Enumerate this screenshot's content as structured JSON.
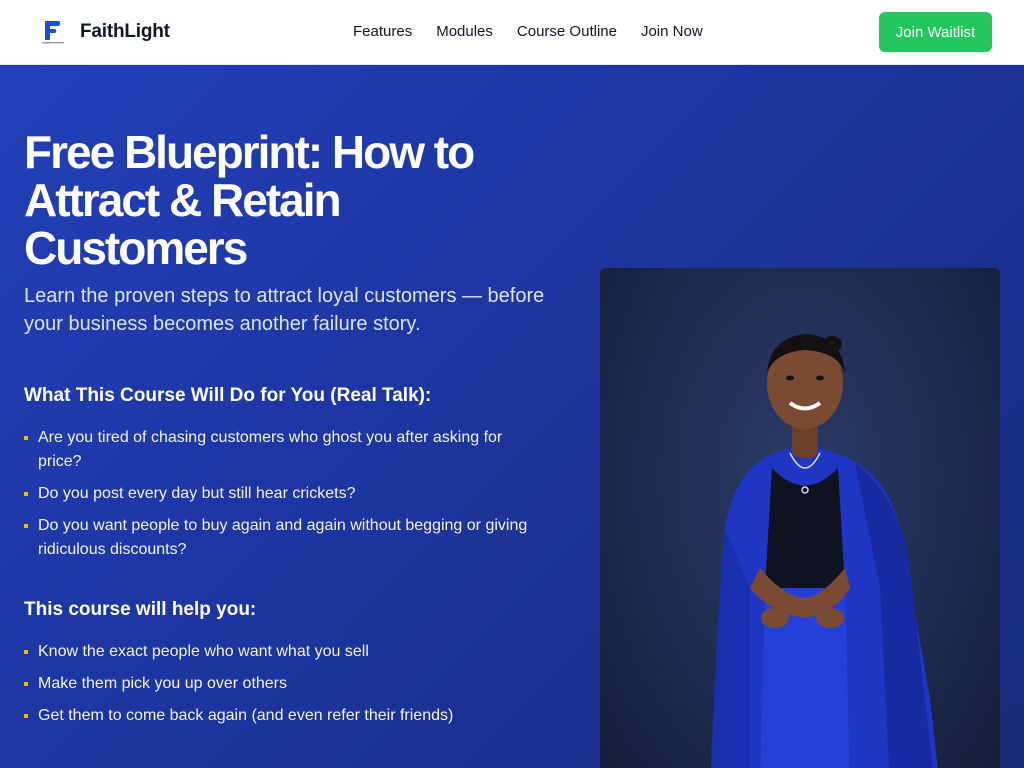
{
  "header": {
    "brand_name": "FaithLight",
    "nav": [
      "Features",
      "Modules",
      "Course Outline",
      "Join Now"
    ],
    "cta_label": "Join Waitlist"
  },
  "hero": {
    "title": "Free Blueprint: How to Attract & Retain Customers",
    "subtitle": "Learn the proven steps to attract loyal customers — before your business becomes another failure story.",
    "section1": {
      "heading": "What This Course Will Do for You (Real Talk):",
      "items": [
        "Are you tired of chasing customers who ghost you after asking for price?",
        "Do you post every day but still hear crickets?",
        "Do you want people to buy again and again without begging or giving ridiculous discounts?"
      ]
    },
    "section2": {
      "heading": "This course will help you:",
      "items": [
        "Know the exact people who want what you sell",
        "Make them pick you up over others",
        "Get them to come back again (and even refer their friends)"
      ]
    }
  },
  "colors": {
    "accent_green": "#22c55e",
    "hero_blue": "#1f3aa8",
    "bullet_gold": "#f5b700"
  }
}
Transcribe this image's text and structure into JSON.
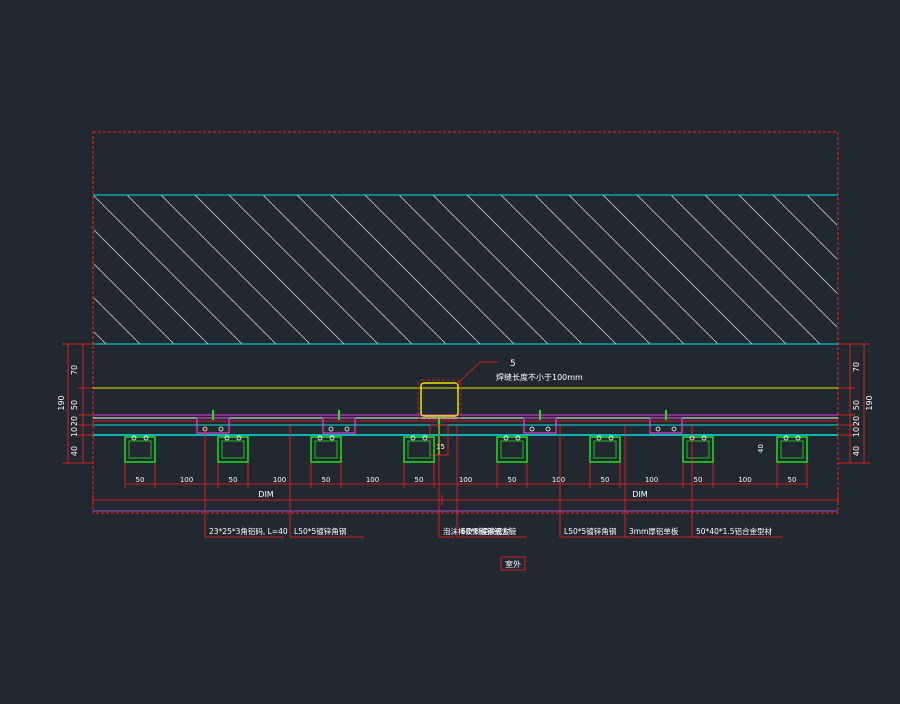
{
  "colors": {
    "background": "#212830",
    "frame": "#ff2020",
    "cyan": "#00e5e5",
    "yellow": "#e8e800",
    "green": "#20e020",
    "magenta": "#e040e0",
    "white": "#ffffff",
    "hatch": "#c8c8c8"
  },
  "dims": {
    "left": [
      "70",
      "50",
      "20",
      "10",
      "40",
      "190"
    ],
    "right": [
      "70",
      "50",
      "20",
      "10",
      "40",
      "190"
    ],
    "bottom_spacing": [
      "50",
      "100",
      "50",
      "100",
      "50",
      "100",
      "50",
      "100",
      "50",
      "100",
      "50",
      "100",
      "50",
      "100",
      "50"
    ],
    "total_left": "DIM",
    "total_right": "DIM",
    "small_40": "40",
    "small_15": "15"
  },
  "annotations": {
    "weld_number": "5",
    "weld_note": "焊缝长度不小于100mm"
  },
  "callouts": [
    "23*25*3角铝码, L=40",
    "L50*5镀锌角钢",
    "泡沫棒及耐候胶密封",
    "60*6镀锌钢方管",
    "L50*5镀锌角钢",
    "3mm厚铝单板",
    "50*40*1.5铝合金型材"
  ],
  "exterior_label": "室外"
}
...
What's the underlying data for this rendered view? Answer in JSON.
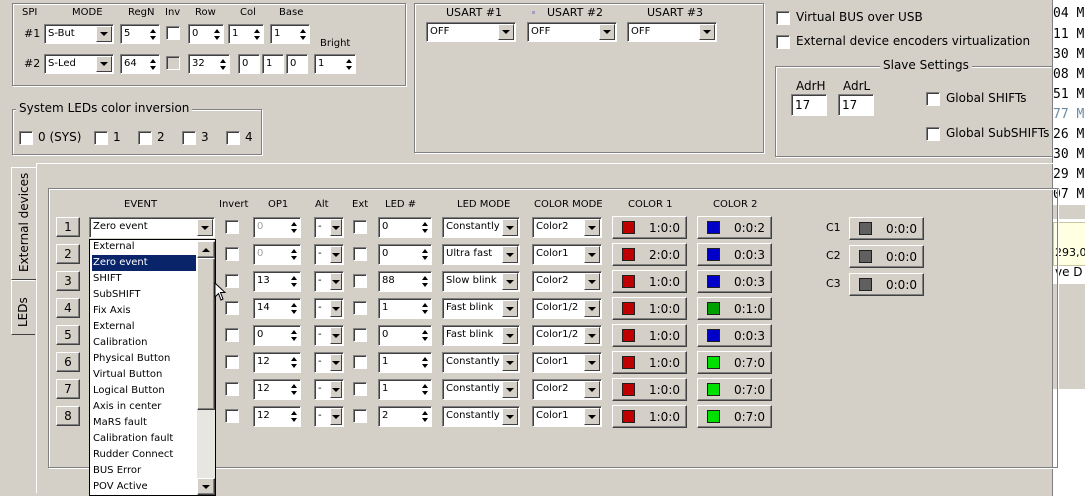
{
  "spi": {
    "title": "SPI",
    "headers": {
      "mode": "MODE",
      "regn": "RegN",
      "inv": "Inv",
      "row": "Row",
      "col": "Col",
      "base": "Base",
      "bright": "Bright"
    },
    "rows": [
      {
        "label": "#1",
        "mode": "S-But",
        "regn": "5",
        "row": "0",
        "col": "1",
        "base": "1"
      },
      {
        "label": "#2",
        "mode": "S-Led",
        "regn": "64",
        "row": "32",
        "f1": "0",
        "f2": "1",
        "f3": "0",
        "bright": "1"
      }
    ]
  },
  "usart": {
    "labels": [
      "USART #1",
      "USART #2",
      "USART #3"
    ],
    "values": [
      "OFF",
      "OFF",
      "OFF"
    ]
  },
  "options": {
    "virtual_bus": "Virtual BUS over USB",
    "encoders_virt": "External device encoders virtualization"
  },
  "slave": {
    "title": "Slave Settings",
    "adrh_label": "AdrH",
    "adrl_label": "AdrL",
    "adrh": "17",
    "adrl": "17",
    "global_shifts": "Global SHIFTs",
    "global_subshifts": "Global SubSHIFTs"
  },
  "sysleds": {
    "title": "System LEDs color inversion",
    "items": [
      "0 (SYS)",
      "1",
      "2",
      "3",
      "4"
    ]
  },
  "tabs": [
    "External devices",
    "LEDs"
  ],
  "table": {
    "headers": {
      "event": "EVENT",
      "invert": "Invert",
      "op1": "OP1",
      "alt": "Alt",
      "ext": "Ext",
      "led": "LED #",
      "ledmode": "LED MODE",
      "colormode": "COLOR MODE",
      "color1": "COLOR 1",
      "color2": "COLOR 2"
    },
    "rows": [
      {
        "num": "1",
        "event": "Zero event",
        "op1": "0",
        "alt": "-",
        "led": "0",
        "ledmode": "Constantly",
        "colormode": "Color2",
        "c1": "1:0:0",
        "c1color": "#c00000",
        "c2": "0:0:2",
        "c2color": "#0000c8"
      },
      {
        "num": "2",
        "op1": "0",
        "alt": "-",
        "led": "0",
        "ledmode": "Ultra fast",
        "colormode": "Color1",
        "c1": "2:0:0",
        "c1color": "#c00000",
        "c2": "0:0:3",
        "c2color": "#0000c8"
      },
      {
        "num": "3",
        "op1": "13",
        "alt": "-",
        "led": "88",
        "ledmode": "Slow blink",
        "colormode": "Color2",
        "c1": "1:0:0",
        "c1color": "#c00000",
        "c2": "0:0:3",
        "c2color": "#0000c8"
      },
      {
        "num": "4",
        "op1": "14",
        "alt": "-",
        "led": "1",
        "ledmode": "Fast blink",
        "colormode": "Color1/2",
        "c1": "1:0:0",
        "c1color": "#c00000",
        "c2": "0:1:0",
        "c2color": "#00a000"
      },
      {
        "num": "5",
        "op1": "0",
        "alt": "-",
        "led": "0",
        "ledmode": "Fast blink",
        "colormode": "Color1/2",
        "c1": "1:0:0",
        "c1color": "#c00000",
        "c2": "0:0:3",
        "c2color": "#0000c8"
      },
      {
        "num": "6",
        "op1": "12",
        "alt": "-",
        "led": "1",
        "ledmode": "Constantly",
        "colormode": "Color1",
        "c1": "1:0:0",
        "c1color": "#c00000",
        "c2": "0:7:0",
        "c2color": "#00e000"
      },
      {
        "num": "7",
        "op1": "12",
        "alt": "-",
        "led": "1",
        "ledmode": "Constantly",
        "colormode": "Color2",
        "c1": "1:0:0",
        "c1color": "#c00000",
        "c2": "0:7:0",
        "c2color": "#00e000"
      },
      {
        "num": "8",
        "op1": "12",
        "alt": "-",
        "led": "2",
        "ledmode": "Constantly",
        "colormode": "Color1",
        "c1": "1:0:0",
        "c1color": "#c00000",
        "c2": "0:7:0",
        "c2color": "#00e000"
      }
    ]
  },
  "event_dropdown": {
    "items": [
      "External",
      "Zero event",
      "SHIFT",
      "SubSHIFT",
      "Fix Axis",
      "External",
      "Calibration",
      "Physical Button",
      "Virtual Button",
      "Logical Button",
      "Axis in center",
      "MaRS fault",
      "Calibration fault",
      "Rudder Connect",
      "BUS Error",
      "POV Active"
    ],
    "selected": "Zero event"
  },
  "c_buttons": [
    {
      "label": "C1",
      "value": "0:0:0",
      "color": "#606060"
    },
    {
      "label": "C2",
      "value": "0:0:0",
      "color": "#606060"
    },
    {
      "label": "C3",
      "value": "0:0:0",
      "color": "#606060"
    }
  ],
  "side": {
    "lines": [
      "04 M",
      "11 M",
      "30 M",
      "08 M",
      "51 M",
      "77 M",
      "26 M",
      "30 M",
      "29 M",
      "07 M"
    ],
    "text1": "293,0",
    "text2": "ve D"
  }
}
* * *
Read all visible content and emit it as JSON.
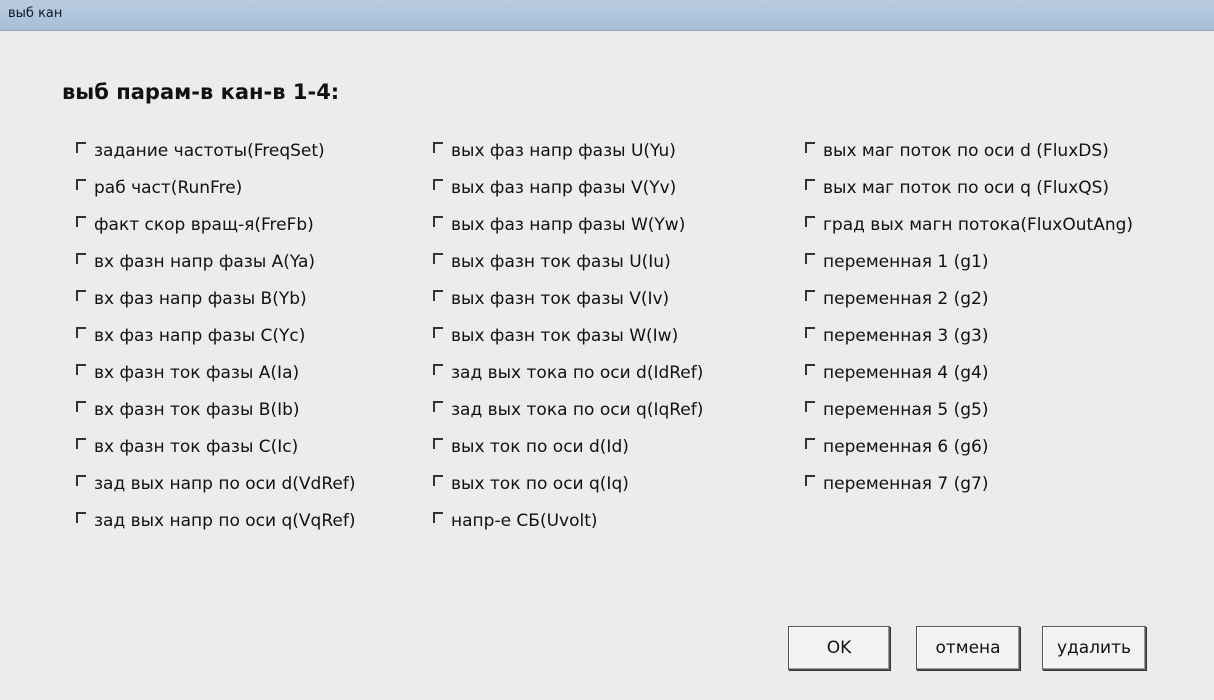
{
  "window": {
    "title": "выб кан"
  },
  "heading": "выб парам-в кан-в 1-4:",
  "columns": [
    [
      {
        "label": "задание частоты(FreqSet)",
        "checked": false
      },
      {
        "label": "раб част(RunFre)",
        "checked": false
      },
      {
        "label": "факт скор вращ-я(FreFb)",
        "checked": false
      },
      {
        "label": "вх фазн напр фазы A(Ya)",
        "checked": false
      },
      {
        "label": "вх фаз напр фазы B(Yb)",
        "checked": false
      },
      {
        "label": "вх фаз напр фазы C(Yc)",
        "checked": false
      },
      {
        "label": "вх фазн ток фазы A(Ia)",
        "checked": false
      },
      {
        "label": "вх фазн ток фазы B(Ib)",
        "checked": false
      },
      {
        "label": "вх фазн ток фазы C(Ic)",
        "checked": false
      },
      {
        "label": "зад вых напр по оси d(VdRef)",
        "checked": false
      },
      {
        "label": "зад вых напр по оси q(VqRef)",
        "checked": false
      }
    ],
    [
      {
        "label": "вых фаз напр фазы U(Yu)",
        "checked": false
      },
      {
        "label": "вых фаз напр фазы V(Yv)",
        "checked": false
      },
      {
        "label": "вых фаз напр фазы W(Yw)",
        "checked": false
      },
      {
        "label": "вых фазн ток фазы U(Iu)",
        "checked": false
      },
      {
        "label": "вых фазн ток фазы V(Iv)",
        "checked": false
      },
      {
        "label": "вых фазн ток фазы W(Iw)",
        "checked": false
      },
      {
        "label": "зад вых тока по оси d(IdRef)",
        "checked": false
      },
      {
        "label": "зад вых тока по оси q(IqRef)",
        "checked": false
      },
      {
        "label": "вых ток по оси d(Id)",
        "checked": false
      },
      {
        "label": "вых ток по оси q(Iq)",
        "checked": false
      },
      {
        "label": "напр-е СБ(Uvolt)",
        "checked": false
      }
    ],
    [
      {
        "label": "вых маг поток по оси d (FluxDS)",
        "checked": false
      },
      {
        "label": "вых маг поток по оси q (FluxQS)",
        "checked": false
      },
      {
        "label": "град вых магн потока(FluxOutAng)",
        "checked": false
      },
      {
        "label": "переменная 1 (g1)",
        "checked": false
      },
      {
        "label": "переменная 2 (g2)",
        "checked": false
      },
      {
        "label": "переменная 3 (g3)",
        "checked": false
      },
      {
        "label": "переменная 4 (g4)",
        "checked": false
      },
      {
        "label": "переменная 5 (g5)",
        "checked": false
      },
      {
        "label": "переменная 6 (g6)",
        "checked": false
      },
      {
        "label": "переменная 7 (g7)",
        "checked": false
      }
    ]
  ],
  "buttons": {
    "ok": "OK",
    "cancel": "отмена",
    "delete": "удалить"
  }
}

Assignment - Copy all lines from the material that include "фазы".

Written solution -
        "label": "вх фазн напр фазы A(Ya)",
        "label": "вх фаз напр фазы B(Yb)",
        "label": "вх фаз напр фазы C(Yc)",
        "label": "вх фазн ток фазы A(Ia)",
        "label": "вх фазн ток фазы B(Ib)",
        "label": "вх фазн ток фазы C(Ic)",
        "label": "вых фаз напр фазы U(Yu)",
        "label": "вых фаз напр фазы V(Yv)",
        "label": "вых фаз напр фазы W(Yw)",
        "label": "вых фазн ток фазы U(Iu)",
        "label": "вых фазн ток фазы V(Iv)",
        "label": "вых фазн ток фазы W(Iw)",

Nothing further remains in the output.